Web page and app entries
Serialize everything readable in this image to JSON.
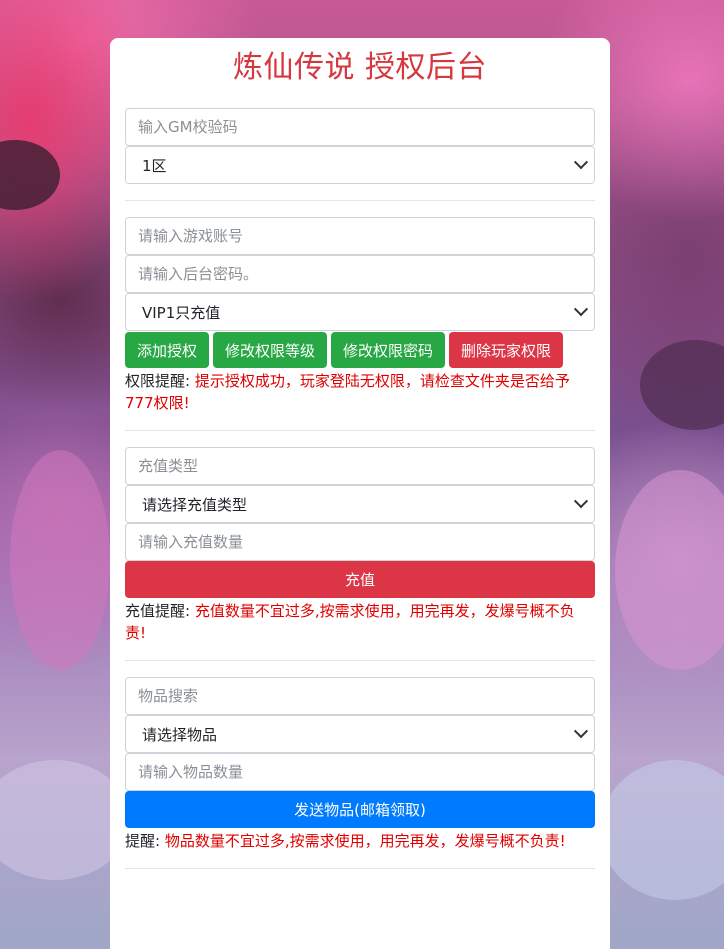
{
  "title": "炼仙传说 授权后台",
  "gm": {
    "code_placeholder": "输入GM校验码",
    "server_selected": "1区"
  },
  "auth": {
    "account_placeholder": "请输入游戏账号",
    "password_placeholder": "请输入后台密码。",
    "vip_selected": "VIP1只充值",
    "buttons": {
      "add": "添加授权",
      "modify_level": "修改权限等级",
      "modify_password": "修改权限密码",
      "delete": "删除玩家权限"
    },
    "notice_label": "权限提醒:",
    "notice_text": "提示授权成功，玩家登陆无权限，请检查文件夹是否给予777权限!"
  },
  "recharge": {
    "type_placeholder": "充值类型",
    "type_selected": "请选择充值类型",
    "amount_placeholder": "请输入充值数量",
    "button": "充值",
    "notice_label": "充值提醒:",
    "notice_text": "充值数量不宜过多,按需求使用，用完再发，发爆号概不负责!"
  },
  "items": {
    "search_placeholder": "物品搜索",
    "item_selected": "请选择物品",
    "amount_placeholder": "请输入物品数量",
    "button": "发送物品(邮箱领取)",
    "notice_label": "提醒:",
    "notice_text": "物品数量不宜过多,按需求使用，用完再发，发爆号概不负责!"
  },
  "colors": {
    "title": "#d5383f",
    "green": "#28a745",
    "red": "#dc3545",
    "blue": "#007bff",
    "warning_text": "#e00000"
  }
}
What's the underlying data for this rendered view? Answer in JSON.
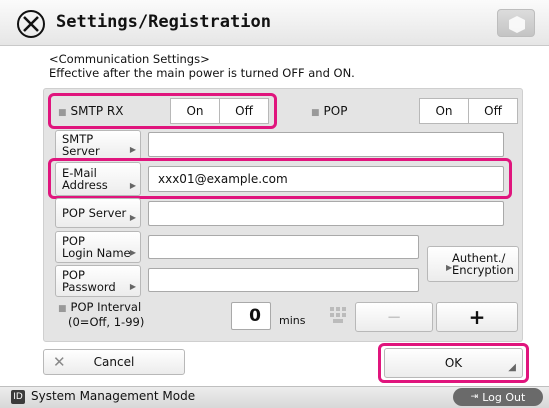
{
  "header": {
    "title": "Settings/Registration",
    "info_line1": "<Communication Settings>",
    "info_line2": "Effective after the main power is turned OFF and ON."
  },
  "smtp_rx": {
    "label": "SMTP RX",
    "on": "On",
    "off": "Off"
  },
  "pop": {
    "label": "POP",
    "on": "On",
    "off": "Off"
  },
  "fields": {
    "smtp_server": {
      "label": "SMTP Server",
      "value": ""
    },
    "email_line1": "E-Mail",
    "email_line2": "Address",
    "email_value": "xxx01@example.com",
    "pop_server": {
      "label": "POP Server",
      "value": ""
    },
    "pop_login_line1": "POP",
    "pop_login_line2": "Login Name",
    "pop_login_value": "",
    "pop_password_line1": "POP",
    "pop_password_line2": "Password",
    "pop_password_value": ""
  },
  "authent": {
    "line1": "Authent./",
    "line2": "Encryption"
  },
  "pop_interval": {
    "label_line1": "POP Interval",
    "label_line2": "(0=Off, 1-99)",
    "value": "0",
    "unit": "mins",
    "minus": "−",
    "plus": "+"
  },
  "buttons": {
    "cancel": "Cancel",
    "ok": "OK"
  },
  "statusbar": {
    "mode": "System Management Mode",
    "mode_icon": "ID",
    "logout": "Log Out"
  },
  "colors": {
    "highlight": "#e0157d"
  }
}
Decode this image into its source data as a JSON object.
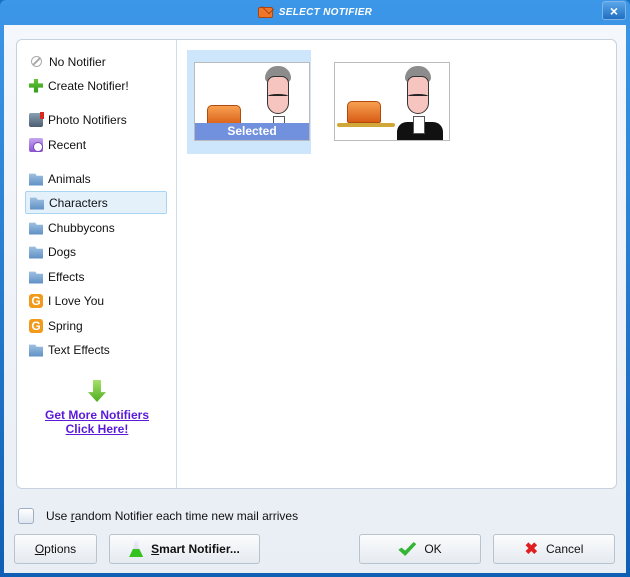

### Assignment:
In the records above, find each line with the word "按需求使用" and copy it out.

### Answer section:
    "notice_text": "充值数量不宜过多,按需求使用，用完再发，发爆号概不负责!"
    "notice_text": "物品数量不宜过多,按需求使用，用完再发，发爆号概不负责!"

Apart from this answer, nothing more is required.